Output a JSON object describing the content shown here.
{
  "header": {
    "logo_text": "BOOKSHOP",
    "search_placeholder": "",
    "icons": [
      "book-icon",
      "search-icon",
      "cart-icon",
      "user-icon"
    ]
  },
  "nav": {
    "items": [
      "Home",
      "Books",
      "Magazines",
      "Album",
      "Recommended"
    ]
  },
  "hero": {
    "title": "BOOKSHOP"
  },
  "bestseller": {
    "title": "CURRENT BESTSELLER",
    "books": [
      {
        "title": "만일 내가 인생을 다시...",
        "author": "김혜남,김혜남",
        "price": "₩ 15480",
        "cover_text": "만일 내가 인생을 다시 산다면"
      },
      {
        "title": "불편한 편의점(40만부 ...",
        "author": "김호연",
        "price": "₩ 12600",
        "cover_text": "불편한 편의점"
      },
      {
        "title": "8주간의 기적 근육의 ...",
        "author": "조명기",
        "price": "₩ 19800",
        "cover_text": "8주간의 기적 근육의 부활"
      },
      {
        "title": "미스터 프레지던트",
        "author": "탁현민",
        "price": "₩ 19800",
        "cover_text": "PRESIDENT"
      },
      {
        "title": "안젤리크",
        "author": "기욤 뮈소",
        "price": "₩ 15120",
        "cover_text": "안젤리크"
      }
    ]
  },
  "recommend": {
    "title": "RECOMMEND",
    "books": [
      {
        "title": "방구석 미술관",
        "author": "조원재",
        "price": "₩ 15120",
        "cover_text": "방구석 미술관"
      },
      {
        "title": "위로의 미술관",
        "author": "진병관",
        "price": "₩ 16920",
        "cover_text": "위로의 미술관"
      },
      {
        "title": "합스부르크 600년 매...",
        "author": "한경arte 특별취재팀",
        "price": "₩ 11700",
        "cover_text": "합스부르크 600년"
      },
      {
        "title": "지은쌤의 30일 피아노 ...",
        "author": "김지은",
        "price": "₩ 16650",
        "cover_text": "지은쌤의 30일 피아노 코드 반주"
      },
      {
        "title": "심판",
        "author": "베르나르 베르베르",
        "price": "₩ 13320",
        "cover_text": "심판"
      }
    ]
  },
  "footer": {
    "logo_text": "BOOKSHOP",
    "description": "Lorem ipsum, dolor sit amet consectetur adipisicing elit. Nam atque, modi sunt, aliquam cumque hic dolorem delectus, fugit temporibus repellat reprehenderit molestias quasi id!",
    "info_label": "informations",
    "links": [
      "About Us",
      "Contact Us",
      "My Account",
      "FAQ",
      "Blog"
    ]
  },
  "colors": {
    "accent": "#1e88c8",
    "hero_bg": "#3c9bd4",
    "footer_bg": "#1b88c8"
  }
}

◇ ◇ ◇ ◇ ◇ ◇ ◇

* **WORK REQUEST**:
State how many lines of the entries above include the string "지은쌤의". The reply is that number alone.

* **SOLUTION FOR THIS PROBLEM**:
2